The demonstrations follow already heightened political tensions between Iran, the United States and their respective allies. The United States embassy made a statement earlier this week that economic and trade sanctions removed previously by the Iran deal would be re-imposed on November 5th. The sanctions will most seriously impact the Iranian energy, shipping and financial sectors. The United States administration under Donald Trump claims that the sanctions will cut off revenue to the nation and its terrorist groups in a hope to enrich global stability and provide safety from ballistic missile programs. Trump stands by his claim that Iran violated the deal even when both the International Atomic Energy Agency and the United Nations insist that Iran did, and continues to, comply with the terms outlined in the 2015 agreement. The sanctions against Iran are understood to be part of a political maneuvre with the ultimate aim of solidifying the U.S.’s relationship with Israel, while at the same time acting as a bold statement against Iran’s allies.

Sanctions are crucial to non-combative options of applying political pressure in the midst of disagreements, but they often result in disastrous consequences for citizens. The Iran Deal of 2015 was collectively envisioned by the P5+1 nations to ease pressures caused by sanctions imposed in 2012. As a result of the deal, Iran regained access to $100bn in frozen overseas assets and was able to participate in global trade – an essential part of its development. Iran relies heavily on oil: it constitutes 80% of its exports and, indeed, export instability has led to a high unemployment rate in Iran, at around 12%. That, along with inflation levels running over 10%, has meant that the quality of life in Iran has become unbearable for many. Jason Rezaian reported in the Washington Times that cutting Iran off from the international financial system has previously resulted in an bigger human organ market, a decimation of craft industries and an increase in inequality as the wealthy begin to benefit from desperation of the poor.

The New York Times reported that protests are being held not only against the U.S., but also against the Iranian government and its leaders. The Iranian Government has been accused of inflaming anti-U.S. and anti-Israel rhetoric, sometimes even forcing citizens to participate in demonstrations against these two nations. This, along with economic instability, has contributed to an increasingly dissatisfied populace. Anti-government protests are not new to Iran. An increase in food prices and frustration with a weak economy in January 2018 saw six days of unrest that resulted in 22 deaths and more than 400 people arrested. Freedom House ranks Iran’s Associational and Organizational Rights at zero out of four. Iran has struggled to manage the effects of economic sanctions – its currency has lost almost 80% of its value compared to a year ago. Almost 40% of this can be attributed purely to U.S. withdrawal from the deal in May. Many hope Iran’s leaders will initiate solutions to preserve the nation’s economy, but, with Iran’s high levels of corruption and inefficiency, the prospects of this are low. 

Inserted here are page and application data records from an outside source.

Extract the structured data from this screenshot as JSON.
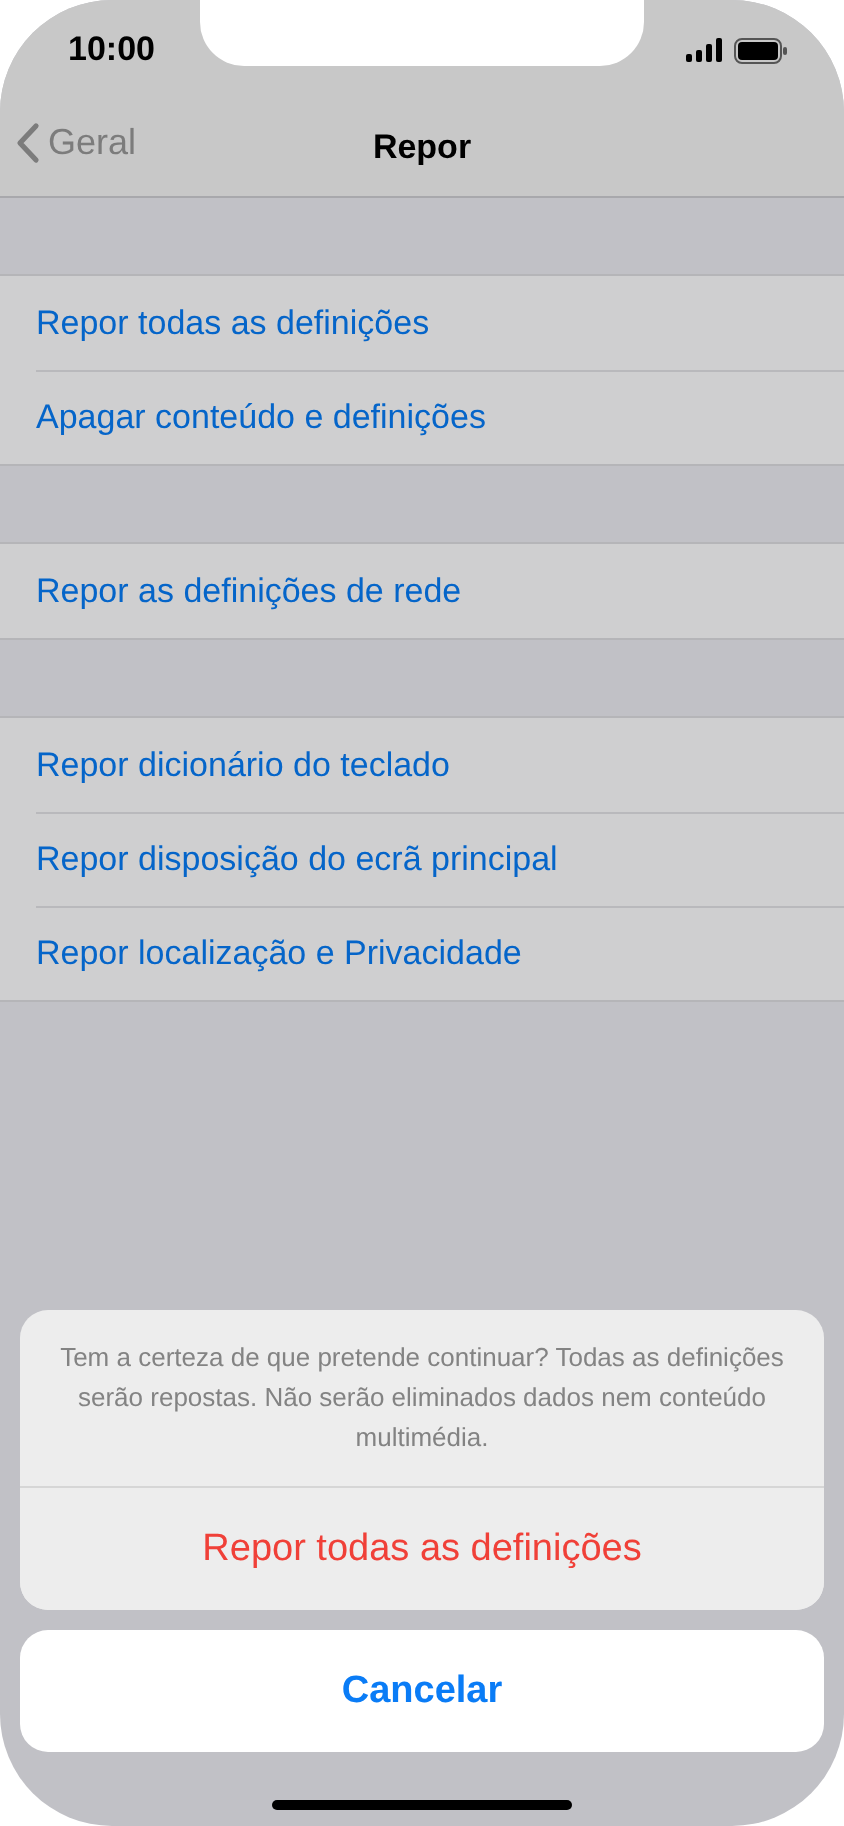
{
  "status_bar": {
    "time": "10:00"
  },
  "nav": {
    "back": "Geral",
    "title": "Repor"
  },
  "groups": [
    {
      "items": [
        "Repor todas as definições",
        "Apagar conteúdo e definições"
      ]
    },
    {
      "items": [
        "Repor as definições de rede"
      ]
    },
    {
      "items": [
        "Repor dicionário do teclado",
        "Repor disposição do ecrã principal",
        "Repor localização e Privacidade"
      ]
    }
  ],
  "action_sheet": {
    "message": "Tem a certeza de que pretende continuar? Todas as definições serão repostas. Não serão eliminados dados nem conteúdo multimédia.",
    "action": "Repor todas as definições",
    "cancel": "Cancelar"
  }
}
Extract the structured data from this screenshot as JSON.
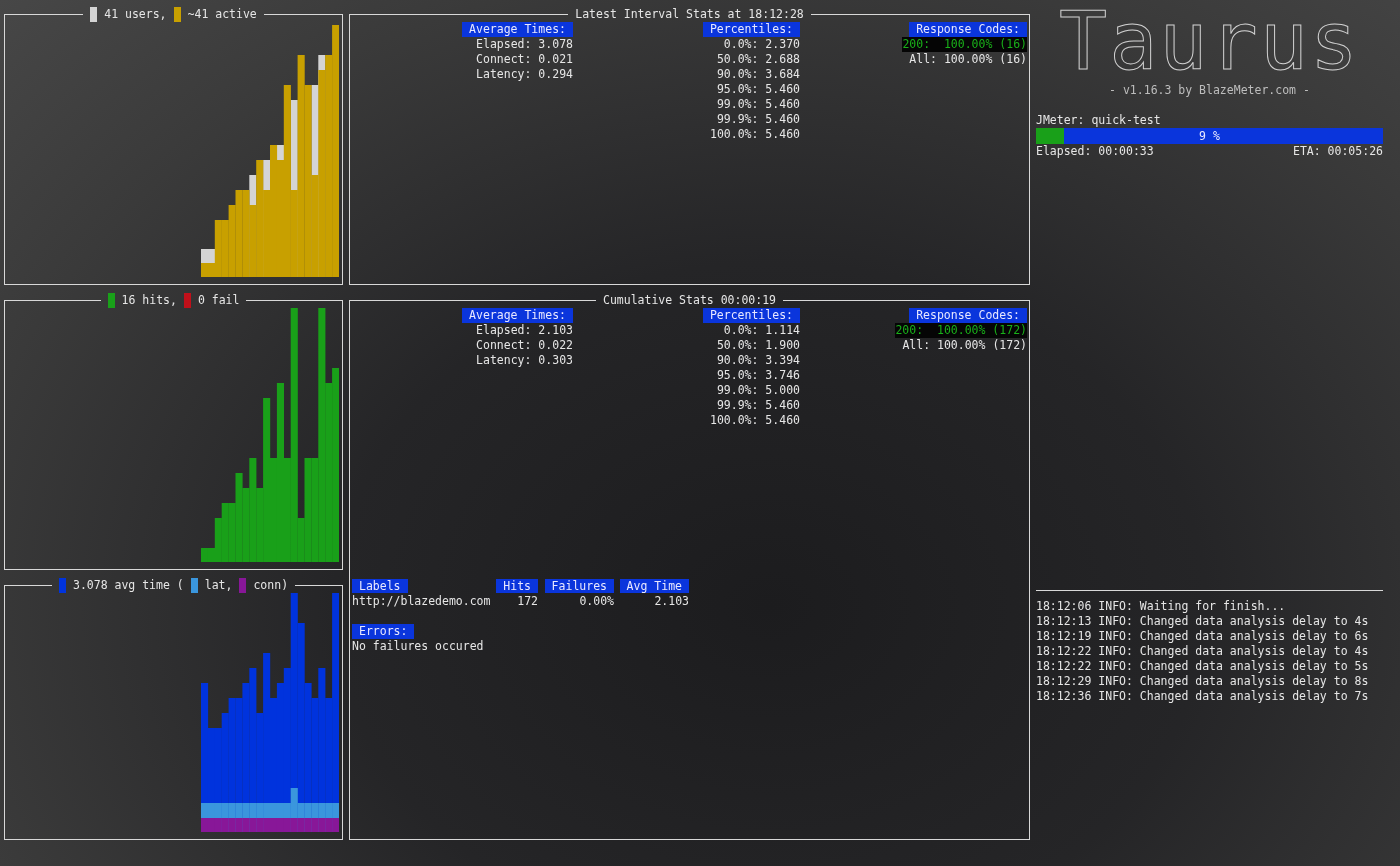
{
  "users_panel": {
    "legend": [
      {
        "label": "41 users,",
        "color": "#d4d4d4"
      },
      {
        "label": "~41 active",
        "color": "#c8a000"
      }
    ]
  },
  "hits_panel": {
    "legend": [
      {
        "label": "16 hits,",
        "color": "#19a019"
      },
      {
        "label": "0 fail",
        "color": "#c0101a"
      }
    ]
  },
  "time_panel": {
    "legend": [
      {
        "label": "3.078 avg time (",
        "color": "#0033dd"
      },
      {
        "label": "lat,",
        "color": "#3a96dd"
      },
      {
        "label": "conn)",
        "color": "#881798"
      }
    ]
  },
  "interval_stats": {
    "title": "Latest Interval Stats at 18:12:28",
    "average_times": {
      "heading": "Average Times:",
      "rows": [
        "Elapsed: 3.078",
        "Connect: 0.021",
        "Latency: 0.294"
      ]
    },
    "percentiles": {
      "heading": "Percentiles:",
      "rows": [
        "0.0%: 2.370",
        "50.0%: 2.688",
        "90.0%: 3.684",
        "95.0%: 5.460",
        "99.0%: 5.460",
        "99.9%: 5.460",
        "100.0%: 5.460"
      ]
    },
    "response_codes": {
      "heading": "Response Codes:",
      "rows": [
        {
          "text": "200:  100.00% (16)",
          "kind": "code"
        },
        {
          "text": "All: 100.00% (16)",
          "kind": "total"
        }
      ]
    }
  },
  "cumulative_stats": {
    "title": "Cumulative Stats 00:00:19",
    "average_times": {
      "heading": "Average Times:",
      "rows": [
        "Elapsed: 2.103",
        "Connect: 0.022",
        "Latency: 0.303"
      ]
    },
    "percentiles": {
      "heading": "Percentiles:",
      "rows": [
        "0.0%: 1.114",
        "50.0%: 1.900",
        "90.0%: 3.394",
        "95.0%: 3.746",
        "99.0%: 5.000",
        "99.9%: 5.460",
        "100.0%: 5.460"
      ]
    },
    "response_codes": {
      "heading": "Response Codes:",
      "rows": [
        {
          "text": "200:  100.00% (172)",
          "kind": "code"
        },
        {
          "text": "All: 100.00% (172)",
          "kind": "total"
        }
      ]
    },
    "labels_table": {
      "columns": [
        "Labels",
        "Hits",
        "Failures",
        "Avg Time"
      ],
      "rows": [
        [
          "http://blazedemo.com",
          "172",
          "0.00%",
          "2.103"
        ]
      ]
    },
    "errors": {
      "heading": "Errors:",
      "text": "No failures occured"
    }
  },
  "logo": {
    "title": "Taurus",
    "subtitle": "- v1.16.3 by BlazeMeter.com -"
  },
  "progress": {
    "label": "JMeter: quick-test",
    "level": 0.08,
    "percent": "9 %",
    "elapsed": "Elapsed: 00:00:33",
    "eta": "ETA: 00:05:26"
  },
  "log": [
    "18:12:06 INFO: Waiting for finish...",
    "18:12:13 INFO: Changed data analysis delay to 4s",
    "18:12:19 INFO: Changed data analysis delay to 6s",
    "18:12:22 INFO: Changed data analysis delay to 4s",
    "18:12:22 INFO: Changed data analysis delay to 5s",
    "18:12:29 INFO: Changed data analysis delay to 8s",
    "18:12:36 INFO: Changed data analysis delay to 7s"
  ]
}
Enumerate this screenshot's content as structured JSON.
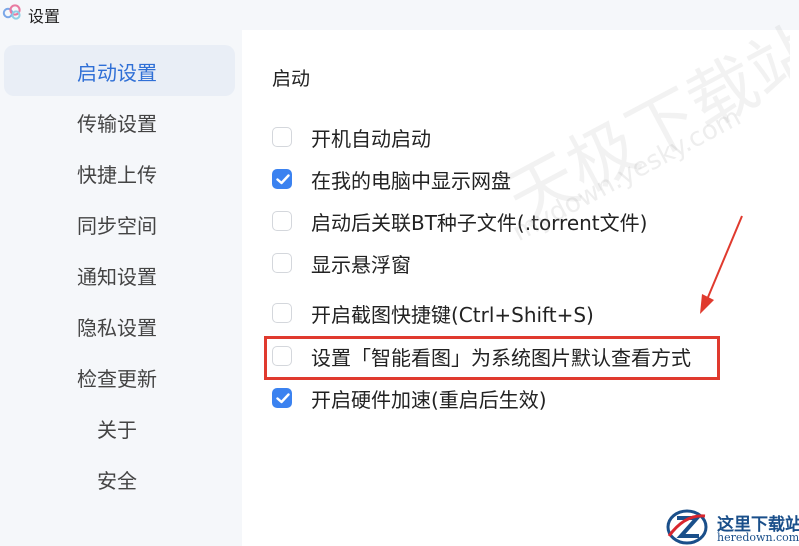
{
  "window": {
    "title": "设置",
    "icon": "cloud-drive-logo-icon"
  },
  "sidebar": {
    "items": [
      {
        "label": "启动设置",
        "active": true
      },
      {
        "label": "传输设置",
        "active": false
      },
      {
        "label": "快捷上传",
        "active": false
      },
      {
        "label": "同步空间",
        "active": false
      },
      {
        "label": "通知设置",
        "active": false
      },
      {
        "label": "隐私设置",
        "active": false
      },
      {
        "label": "检查更新",
        "active": false
      },
      {
        "label": "关于",
        "active": false
      },
      {
        "label": "安全",
        "active": false
      }
    ]
  },
  "main": {
    "section_title": "启动",
    "options": [
      {
        "label": "开机自动启动",
        "checked": false
      },
      {
        "label": "在我的电脑中显示网盘",
        "checked": true
      },
      {
        "label": "启动后关联BT种子文件(.torrent文件)",
        "checked": false
      },
      {
        "label": "显示悬浮窗",
        "checked": false
      },
      {
        "label": "开启截图快捷键(Ctrl+Shift+S)",
        "checked": false
      },
      {
        "label": "设置「智能看图」为系统图片默认查看方式",
        "checked": false
      },
      {
        "label": "开启硬件加速(重启后生效)",
        "checked": true
      }
    ]
  },
  "annotations": {
    "highlight_color": "#e03a2e",
    "arrow_color": "#e03a2e"
  },
  "watermarks": {
    "center_text": "天极下载站",
    "center_url": "mydown.yesky.com",
    "corner_title": "这里下载站",
    "corner_url": "heredown.com"
  },
  "colors": {
    "accent": "#3b82f0",
    "active_nav_text": "#2f6fd6",
    "sidebar_bg": "#f5f7fa"
  }
}
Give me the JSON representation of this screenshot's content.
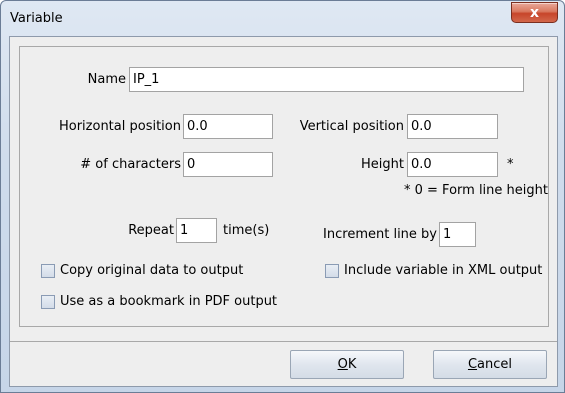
{
  "window": {
    "title": "Variable",
    "close_glyph": "x"
  },
  "form": {
    "name_label": "Name",
    "name_value": "IP_1",
    "hpos_label": "Horizontal position",
    "hpos_value": "0.0",
    "vpos_label": "Vertical position",
    "vpos_value": "0.0",
    "chars_label": "# of characters",
    "chars_value": "0",
    "height_label": "Height",
    "height_value": "0.0",
    "height_asterisk": "*",
    "height_note": "* 0 = Form line height",
    "repeat_label": "Repeat",
    "repeat_value": "1",
    "repeat_unit": "time(s)",
    "increment_label": "Increment line by",
    "increment_value": "1",
    "copy_label": "Copy original data to output",
    "xml_label": "Include variable in XML output",
    "bookmark_label": "Use as a bookmark in PDF output"
  },
  "buttons": {
    "ok_mnemonic": "O",
    "ok_rest": "K",
    "cancel_mnemonic": "C",
    "cancel_rest": "ancel"
  }
}
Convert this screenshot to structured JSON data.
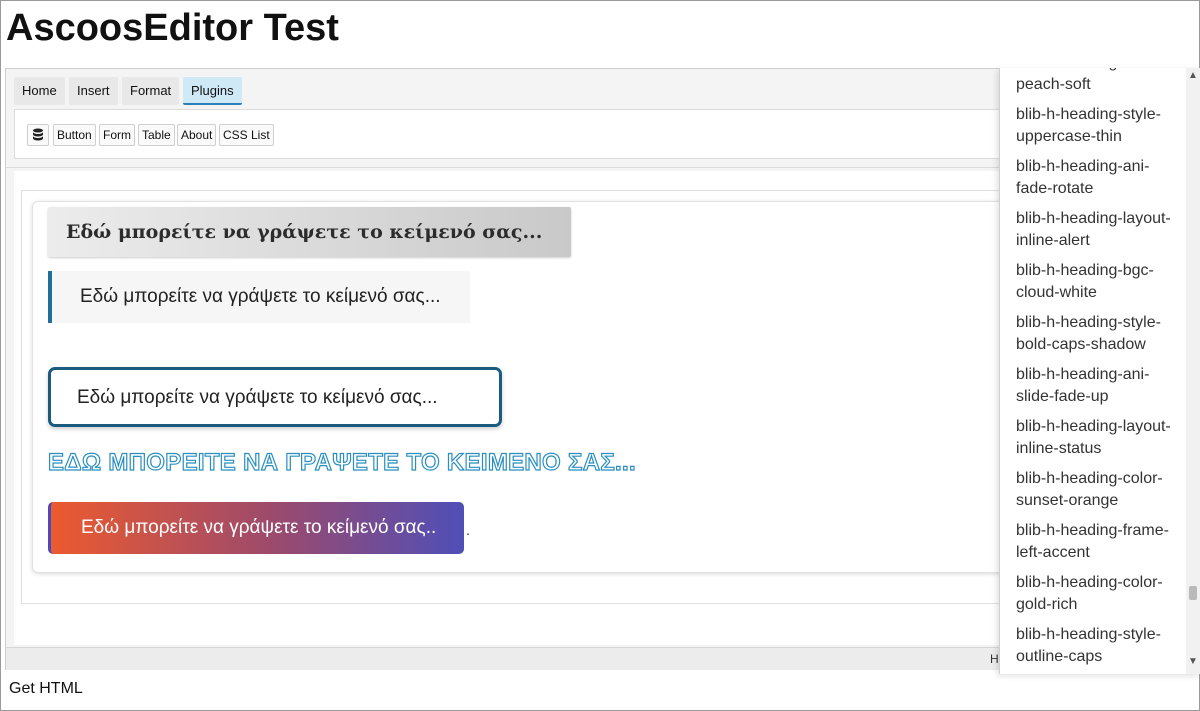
{
  "page": {
    "title": "AscoosEditor Test",
    "get_html_label": "Get HTML"
  },
  "editor": {
    "tabs": [
      {
        "label": "Home"
      },
      {
        "label": "Insert"
      },
      {
        "label": "Format"
      },
      {
        "label": "Plugins",
        "active": true
      }
    ],
    "toolbar": {
      "database_icon": "database-icon",
      "buttons": [
        "Button",
        "Form",
        "Table",
        "About",
        "CSS List"
      ]
    },
    "headings": [
      "Εδώ μπορείτε να γράψετε το κείμενό σας...",
      "Εδώ μπορείτε να γράψετε το κείμενό σας...",
      "Εδώ μπορείτε να γράψετε το κείμενό σας...",
      "ΕΔΩ ΜΠΟΡΕΙΤΕ ΝΑ ΓΡΑΨΕΤΕ ΤΟ ΚΕΙΜΕΝΟ ΣΑΣ...",
      "Εδώ μπορείτε να γράψετε το κείμενό σας.."
    ],
    "trailing_dot": ".",
    "status_text": "H"
  },
  "css_list_panel": {
    "items": [
      "blib-h-heading-color-peach-soft",
      "blib-h-heading-style-uppercase-thin",
      "blib-h-heading-ani-fade-rotate",
      "blib-h-heading-layout-inline-alert",
      "blib-h-heading-bgc-cloud-white",
      "blib-h-heading-style-bold-caps-shadow",
      "blib-h-heading-ani-slide-fade-up",
      "blib-h-heading-layout-inline-status",
      "blib-h-heading-color-sunset-orange",
      "blib-h-heading-frame-left-accent",
      "blib-h-heading-color-gold-rich",
      "blib-h-heading-style-outline-caps"
    ]
  },
  "colors": {
    "accent": "#2d7fb8",
    "frame_border": "#1b5b7e",
    "gradient_start": "#ec5a2f",
    "gradient_end": "#4f4fb8"
  }
}
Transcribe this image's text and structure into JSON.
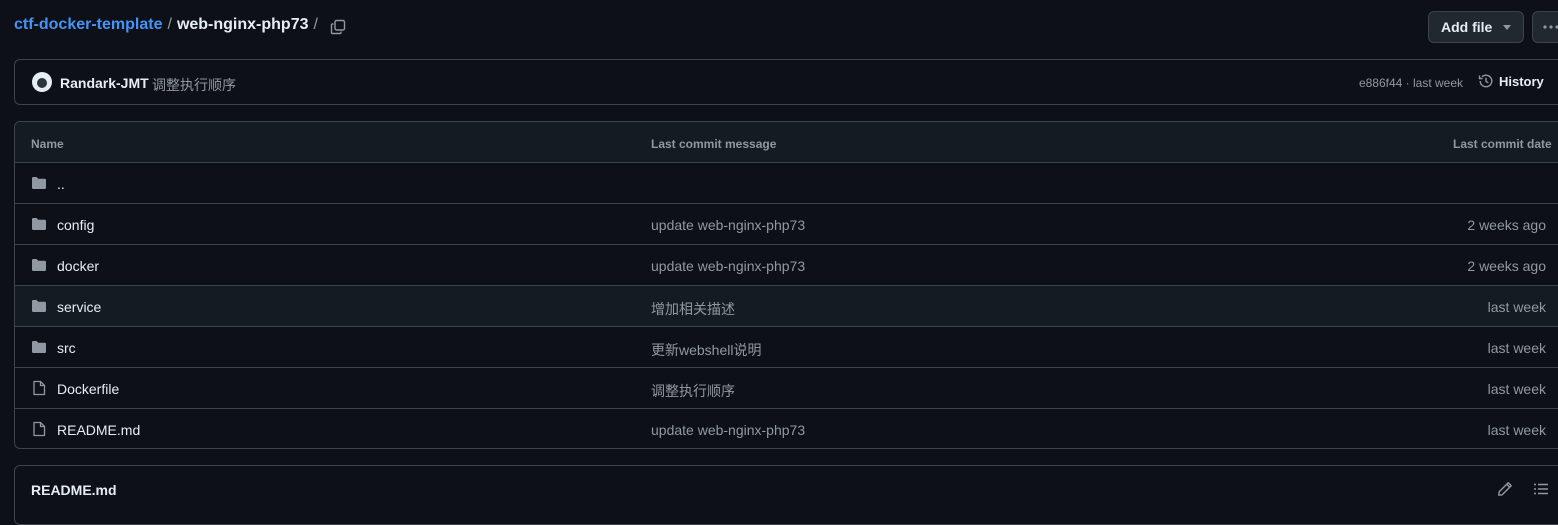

It is increasingly clear that the U.S. sanctions are not purely a response to non-compliance with international agreements, but a piece of a larger political game. Leaders must remember that there are people’s livelihoods at stake when making these decisions. Iran must also revitalize its economic policy in order to prepare for the difficulties ahead under increased sanctions, while preserving the freedom of assembly of its citizens. Along with political pressure, continued progress for diplomacy and discussion is imperative to protect citizens and ensure their human rights are defended. In cases such as these where hidden factors seem to be at play in the political arena, leaders must endeavour to continue the discussion for peace and stability for their people.